Tensions continued after Chad and Libya gained independence in the mid-20th century, with hostage-taking and armed struggles occurring amid border disputes over the allocation of natural resources. The geopolitical situation and the lack of infrastructure has hampered the development of tourism; the Saharomontane flora and fauna, which include the rhim gazelle and Barbary sheep, have adapted to the mountains, yet the climate has not always been as harsh. Greater biodiversity existed in the past, as evidenced by scenes portrayed in rock and parietal art found throughout the range, which date back several millennia before the arrival of Toubou; the isolation of the Tibesti has sparked the cultural imagination in both literature. The Tibesti Mountains are named for the Toubou people written Tibu or Tubu, that inhabit the area. In the Kanuri language, tu means "rock" or "mountain" and bu means "a person" or "dweller," and thus Toubou translates to "people of the mountains" and Tibesti to "place where the mountain people live."Most of the mountain names are derived from Arabic as well as the Tedaga and Dazaga languages.
The term ehi refers to peaks and rocky hills, emi to larger mountains, era to craters and tarso to high plateaus or sloping mountains. For example, the Ehi Mousgou is a 2,849-metre stratovolcano near Tarso Voon; the name Toussidé means "that which killed the Tou," as in the Toubou, reflecting the danger of the still active volcano.
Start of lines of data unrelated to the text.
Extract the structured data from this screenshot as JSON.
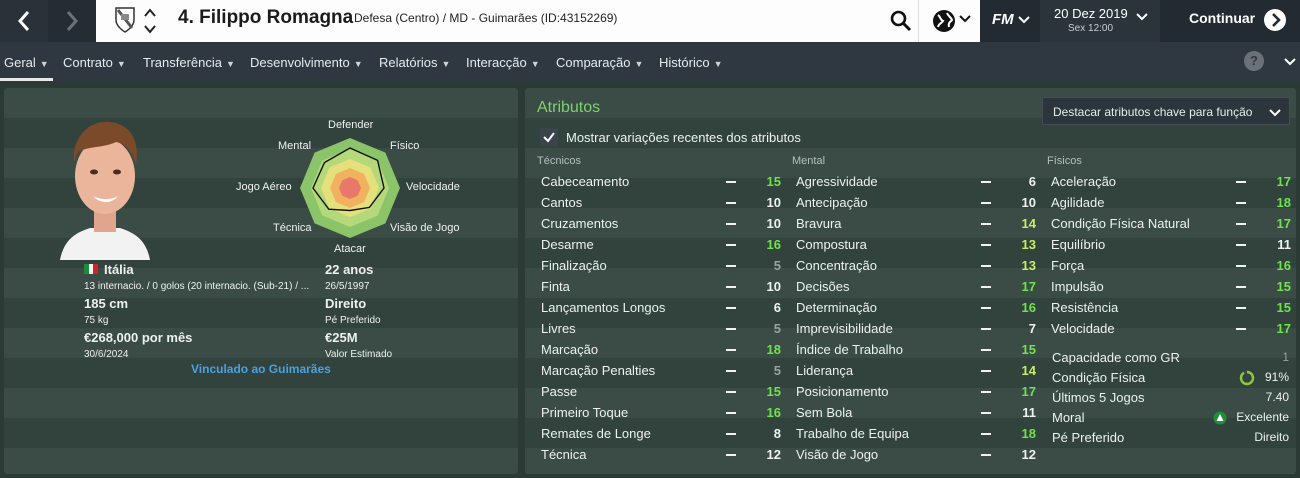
{
  "header": {
    "player_title": "4. Filippo Romagna",
    "player_subtitle": "Defesa (Centro) / MD - Guimarães (ID:43152269)",
    "fm_logo": "FM",
    "date": "20 Dez 2019",
    "day": "Sex 12:00",
    "continue_label": "Continuar"
  },
  "menu": {
    "items": [
      {
        "label": "Geral"
      },
      {
        "label": "Contrato"
      },
      {
        "label": "Transferência"
      },
      {
        "label": "Desenvolvimento"
      },
      {
        "label": "Relatórios"
      },
      {
        "label": "Interacção"
      },
      {
        "label": "Comparação"
      },
      {
        "label": "Histórico"
      }
    ],
    "help": "?"
  },
  "profile": {
    "nationality": "Itália",
    "caps": "13 internacio. / 0 golos (20 internacio. (Sub-21) / ...",
    "height": "185 cm",
    "weight": "75 kg",
    "wage": "€268,000 por mês",
    "contract_end": "30/6/2024",
    "age": "22 anos",
    "dob": "26/5/1997",
    "foot": "Direito",
    "foot_label": "Pé Preferido",
    "value": "€25M",
    "value_label": "Valor Estimado",
    "club_link": "Vinculado ao Guimarães"
  },
  "radar": {
    "labels": {
      "defender": "Defender",
      "fisico": "Físico",
      "velocidade": "Velocidade",
      "visao": "Visão de Jogo",
      "atacar": "Atacar",
      "tecnica": "Técnica",
      "jogo_aereo": "Jogo Aéreo",
      "mental": "Mental"
    },
    "values": {
      "defender": 0.8,
      "fisico": 0.78,
      "velocidade": 0.68,
      "visao": 0.55,
      "atacar": 0.45,
      "tecnica": 0.6,
      "jogo_aereo": 0.74,
      "mental": 0.72
    }
  },
  "attributes": {
    "title": "Atributos",
    "highlight_button": "Destacar atributos chave para função",
    "show_changes_label": "Mostrar variações recentes dos atributos",
    "tecnicos": {
      "heading": "Técnicos",
      "items": [
        {
          "name": "Cabeceamento",
          "value": "15"
        },
        {
          "name": "Cantos",
          "value": "10"
        },
        {
          "name": "Cruzamentos",
          "value": "10"
        },
        {
          "name": "Desarme",
          "value": "16"
        },
        {
          "name": "Finalização",
          "value": "5"
        },
        {
          "name": "Finta",
          "value": "10"
        },
        {
          "name": "Lançamentos Longos",
          "value": "6"
        },
        {
          "name": "Livres",
          "value": "5"
        },
        {
          "name": "Marcação",
          "value": "18"
        },
        {
          "name": "Marcação Penalties",
          "value": "5"
        },
        {
          "name": "Passe",
          "value": "15"
        },
        {
          "name": "Primeiro Toque",
          "value": "16"
        },
        {
          "name": "Remates de Longe",
          "value": "8"
        },
        {
          "name": "Técnica",
          "value": "12"
        }
      ]
    },
    "mental": {
      "heading": "Mental",
      "items": [
        {
          "name": "Agressividade",
          "value": "6"
        },
        {
          "name": "Antecipação",
          "value": "10"
        },
        {
          "name": "Bravura",
          "value": "14"
        },
        {
          "name": "Compostura",
          "value": "13"
        },
        {
          "name": "Concentração",
          "value": "13"
        },
        {
          "name": "Decisões",
          "value": "17"
        },
        {
          "name": "Determinação",
          "value": "16"
        },
        {
          "name": "Imprevisibilidade",
          "value": "7"
        },
        {
          "name": "Índice de Trabalho",
          "value": "15"
        },
        {
          "name": "Liderança",
          "value": "14"
        },
        {
          "name": "Posicionamento",
          "value": "17"
        },
        {
          "name": "Sem Bola",
          "value": "11"
        },
        {
          "name": "Trabalho de Equipa",
          "value": "18"
        },
        {
          "name": "Visão de Jogo",
          "value": "12"
        }
      ]
    },
    "fisicos": {
      "heading": "Físicos",
      "items": [
        {
          "name": "Aceleração",
          "value": "17"
        },
        {
          "name": "Agilidade",
          "value": "18"
        },
        {
          "name": "Condição Física Natural",
          "value": "17"
        },
        {
          "name": "Equilíbrio",
          "value": "11"
        },
        {
          "name": "Força",
          "value": "16"
        },
        {
          "name": "Impulsão",
          "value": "15"
        },
        {
          "name": "Resistência",
          "value": "15"
        },
        {
          "name": "Velocidade",
          "value": "17"
        }
      ]
    },
    "info": [
      {
        "name": "Capacidade como GR",
        "value": "1"
      },
      {
        "name": "Condição Física",
        "value": "91%"
      },
      {
        "name": "Últimos 5 Jogos",
        "value": "7.40"
      },
      {
        "name": "Moral",
        "value": "Excelente"
      },
      {
        "name": "Pé Preferido",
        "value": "Direito"
      }
    ],
    "condition_fraction": 0.91
  },
  "colors": {
    "attr_high": "#6fe34d",
    "attr_good": "#c6f060",
    "attr_mid": "#eef1ef",
    "attr_low": "#9aa29f",
    "section_title": "#7fd06f",
    "link": "#4aa0e0"
  }
}
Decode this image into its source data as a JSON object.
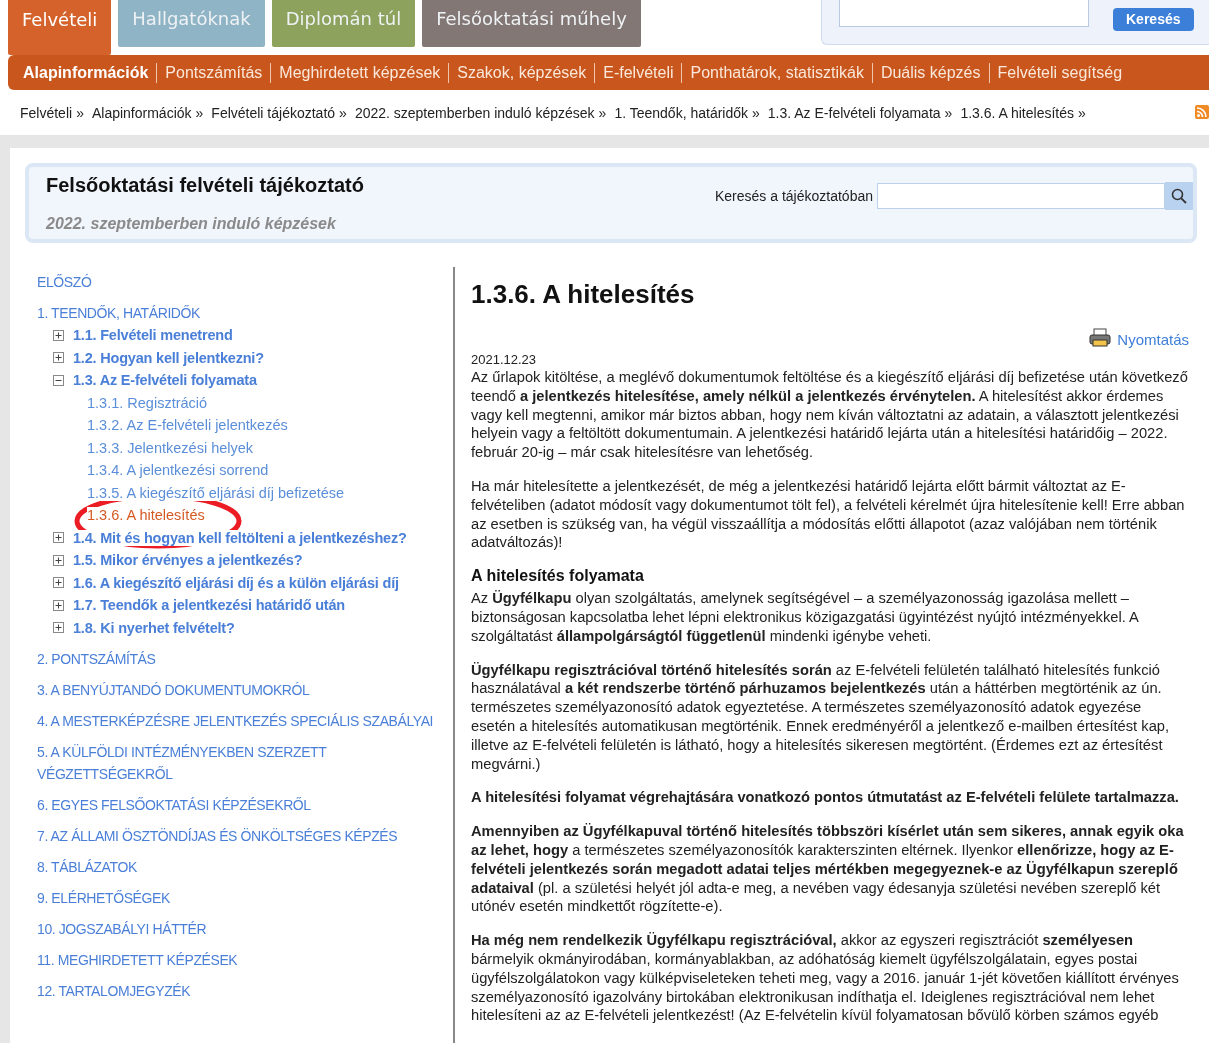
{
  "tabs": [
    {
      "label": "Felvételi",
      "selected": true,
      "color": "#d4622a"
    },
    {
      "label": "Hallgatóknak",
      "selected": false,
      "color": "#8fb4c6"
    },
    {
      "label": "Diplomán túl",
      "selected": false,
      "color": "#8da25c"
    },
    {
      "label": "Felsőoktatási műhely",
      "selected": false,
      "color": "#827774"
    }
  ],
  "top_search": {
    "button": "Keresés"
  },
  "nav": [
    {
      "label": "Alapinformációk",
      "selected": true
    },
    {
      "label": "Pontszámítás",
      "selected": false
    },
    {
      "label": "Meghirdetett képzések",
      "selected": false
    },
    {
      "label": "Szakok, képzések",
      "selected": false
    },
    {
      "label": "E-felvételi",
      "selected": false
    },
    {
      "label": "Ponthatárok, statisztikák",
      "selected": false
    },
    {
      "label": "Duális képzés",
      "selected": false
    },
    {
      "label": "Felvételi segítség",
      "selected": false
    }
  ],
  "breadcrumb": [
    {
      "label": "Felvételi",
      "sep": "»"
    },
    {
      "label": "Alapinformációk",
      "sep": "»"
    },
    {
      "label": "Felvételi tájékoztató",
      "sep": "»"
    },
    {
      "label": "2022. szeptemberben induló képzések",
      "sep": "»"
    },
    {
      "label": "1. Teendők, határidők",
      "sep": "»"
    },
    {
      "label": "1.3. Az E-felvételi folyamata",
      "sep": "»"
    },
    {
      "label": "1.3.6. A hitelesítés",
      "sep": "»"
    }
  ],
  "header": {
    "title": "Felsőoktatási felvételi tájékoztató",
    "subtitle": "2022. szeptemberben induló képzések",
    "search_label": "Keresés a tájékoztatóban"
  },
  "toc": [
    {
      "label": "ELŐSZÓ"
    },
    {
      "label": "1. TEENDŐK, HATÁRIDŐK",
      "children": [
        {
          "label": "1.1. Felvételi menetrend",
          "expanded": false
        },
        {
          "label": "1.2. Hogyan kell jelentkezni?",
          "expanded": false
        },
        {
          "label": "1.3. Az E-felvételi folyamata",
          "expanded": true,
          "children": [
            {
              "label": "1.3.1. Regisztráció",
              "selected": false
            },
            {
              "label": "1.3.2. Az E-felvételi jelentkezés",
              "selected": false
            },
            {
              "label": "1.3.3. Jelentkezési helyek",
              "selected": false
            },
            {
              "label": "1.3.4. A jelentkezési sorrend",
              "selected": false
            },
            {
              "label": "1.3.5. A kiegészítő eljárási díj befizetése",
              "selected": false
            },
            {
              "label": "1.3.6. A hitelesítés",
              "selected": true
            }
          ]
        },
        {
          "label": "1.4. Mit és hogyan kell feltölteni a jelentkezéshez?",
          "expanded": false
        },
        {
          "label": "1.5. Mikor érvényes a jelentkezés?",
          "expanded": false
        },
        {
          "label": "1.6. A kiegészítő eljárási díj és a külön eljárási díj",
          "expanded": false
        },
        {
          "label": "1.7. Teendők a jelentkezési határidő után",
          "expanded": false
        },
        {
          "label": "1.8. Ki nyerhet felvételt?",
          "expanded": false
        }
      ]
    },
    {
      "label": "2. PONTSZÁMÍTÁS"
    },
    {
      "label": "3. A BENYÚJTANDÓ DOKUMENTUMOKRÓL"
    },
    {
      "label": "4. A MESTERKÉPZÉSRE JELENTKEZÉS SPECIÁLIS SZABÁLYAI"
    },
    {
      "label": "5. A KÜLFÖLDI INTÉZMÉNYEKBEN SZERZETT VÉGZETTSÉGEKRŐL"
    },
    {
      "label": "6. EGYES FELSŐOKTATÁSI KÉPZÉSEKRŐL"
    },
    {
      "label": "7. AZ ÁLLAMI ÖSZTÖNDÍJAS ÉS ÖNKÖLTSÉGES KÉPZÉS"
    },
    {
      "label": "8. TÁBLÁZATOK"
    },
    {
      "label": "9. ELÉRHETŐSÉGEK"
    },
    {
      "label": "10. JOGSZABÁLYI HÁTTÉR"
    },
    {
      "label": "11. MEGHIRDETETT KÉPZÉSEK"
    },
    {
      "label": "12. TARTALOMJEGYZÉK"
    }
  ],
  "article": {
    "title": "1.3.6. A hitelesítés",
    "print": "Nyomtatás",
    "date": "2021.12.23",
    "blocks": [
      {
        "kind": "paragraph",
        "text": "Az űrlapok kitöltése, a meglévő dokumentumok feltöltése és a kiegészítő eljárási díj befizetése után következő teendő **a jelentkezés hitelesítése, amely nélkül a jelentkezés érvénytelen.** A hitelesítést akkor érdemes vagy kell megtenni, amikor már biztos abban, hogy nem kíván változtatni az adatain, a választott jelentkezési helyein vagy a feltöltött dokumentumain. A jelentkezési határidő lejárta után a hitelesítési határidőig – 2022. február 20-ig – már csak hitelesítésre van lehetőség."
      },
      {
        "kind": "paragraph",
        "text": "Ha már hitelesítette a jelentkezését, de még a jelentkezési határidő lejárta előtt bármit változtat az E-felvételiben (adatot módosít vagy dokumentumot tölt fel), a felvételi kérelmét újra hitelesítenie kell! Erre abban az esetben is szükség van, ha végül visszaállítja a módosítás előtti állapotot (azaz valójában nem történik adatváltozás)!"
      },
      {
        "kind": "heading",
        "text": "A hitelesítés folyamata"
      },
      {
        "kind": "paragraph",
        "text": "Az **Ügyfélkapu** olyan szolgáltatás, amelynek segítségével – a személyazonosság igazolása mellett – biztonságosan kapcsolatba lehet lépni elektronikus közigazgatási ügyintézést nyújtó intézményekkel. A szolgáltatást **állampolgárságtól függetlenül** mindenki igénybe veheti."
      },
      {
        "kind": "paragraph",
        "text": "**Ügyfélkapu regisztrációval történő hitelesítés során** az E-felvételi felületén található hitelesítés funkció használatával **a két rendszerbe történő párhuzamos bejelentkezés** után a háttérben megtörténik az ún. természetes személyazonosító adatok egyeztetése. A természetes személyazonosító adatok egyezése esetén a hitelesítés automatikusan megtörténik. Ennek eredményéről a jelentkező e-mailben értesítést kap, illetve az E-felvételi felületén is látható, hogy a hitelesítés sikeresen megtörtént. (Érdemes ezt az értesítést megvárni.)"
      },
      {
        "kind": "bold",
        "text": "A hitelesítési folyamat végrehajtására vonatkozó pontos útmutatást az E-felvételi felülete tartalmazza."
      },
      {
        "kind": "paragraph",
        "text": "**Amennyiben az Ügyfélkapuval történő hitelesítés többszöri kísérlet után sem sikeres, annak egyik oka az lehet, hogy** a természetes személyazonosítók karakterszinten eltérnek. Ilyenkor **ellenőrizze, hogy az E-felvételi jelentkezés során megadott adatai teljes mértékben megegyeznek-e az Ügyfélkapun szereplő adataival** (pl. a születési helyét jól adta-e meg, a nevében vagy édesanyja születési nevében szereplő két utónév esetén mindkettőt rögzítette-e)."
      },
      {
        "kind": "paragraph",
        "text": "**Ha még nem rendelkezik Ügyfélkapu regisztrációval,** akkor az egyszeri regisztrációt **személyesen** bármelyik okmányirodában, kormányablakban, az adóhatóság kiemelt ügyfélszolgálatain, egyes postai ügyfélszolgálatokon vagy külképviseleteken teheti meg, vagy a 2016. január 1-jét követően kiállított érvényes személyazonosító igazolvány birtokában elektronikusan indíthatja el. Ideiglenes regisztrációval nem lehet hitelesíteni az az E-felvételi jelentkezést! (Az E-felvételin kívül folyamatosan bővülő körben számos egyéb"
      }
    ]
  }
}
The name of Bardaï, the principal town in the range, means "cold" in Chadian Arabic, because of its low nocturnal temperatures. In the Tedaga language, the town is known as Goumodi, which means "red pass," signifying the color of the mountains at dusk; the mountains lie on the border between Chad and Libya, straddling the Chadian regions of Borkou and Tibesti and the Libyan districts of Murzuq and Kufra, around 1,000 kilometres north of N'djamena and 1,500 kilometres south-southeast of Tripoli. The range is adjacent to Niger and located halfway between the Mediterranean Sea and Lake Chad, just south of the Tropic of Cancer; the East African Rift is 1,900 km to the east and the Cameroon line lies 1,800 km to the southwest.
The range is 380 km in length, 350 km in width, spans 100,000 km2. It draws a large triangle with sides of 400 km and vertices facing south and northeast in the heart of the Sahara, making it the largest geologic area of the desert, it is larger than the Massif Central in France, with which it shares some geomorphological characteristics. The highest peak in the Tibesti Mountains, as well as the highest point in Chad and the Sahara Desert, is the 3,445-metre Emi Koussi, located at the southern end of the range. Other prominent peaks include Pic Toussidé at 3,296 m and the 3,012-metre Ehi Timi on its western side, the 2,972-metre Tarso Yega, the 2,925 m Tarso Tieroko, the 2,849-metre Ehi Mousgou, the 2,845-metre Tarso Voon, the 2,820-metre Ehi Sunni, the 2,774-metre Ehi Yéy near the center of the range; the 2,978-metre Mouskorbe and the 2,812-metre Kegueur Terbi are two peaks notable for their height in the northeastern part of the mountain range. The 2,267-metre Bikku Bitti, the highest point in Libya, is nearby, on the other side of the border.
The average elevation of the Tibesti Mountains is about 2,000 metres.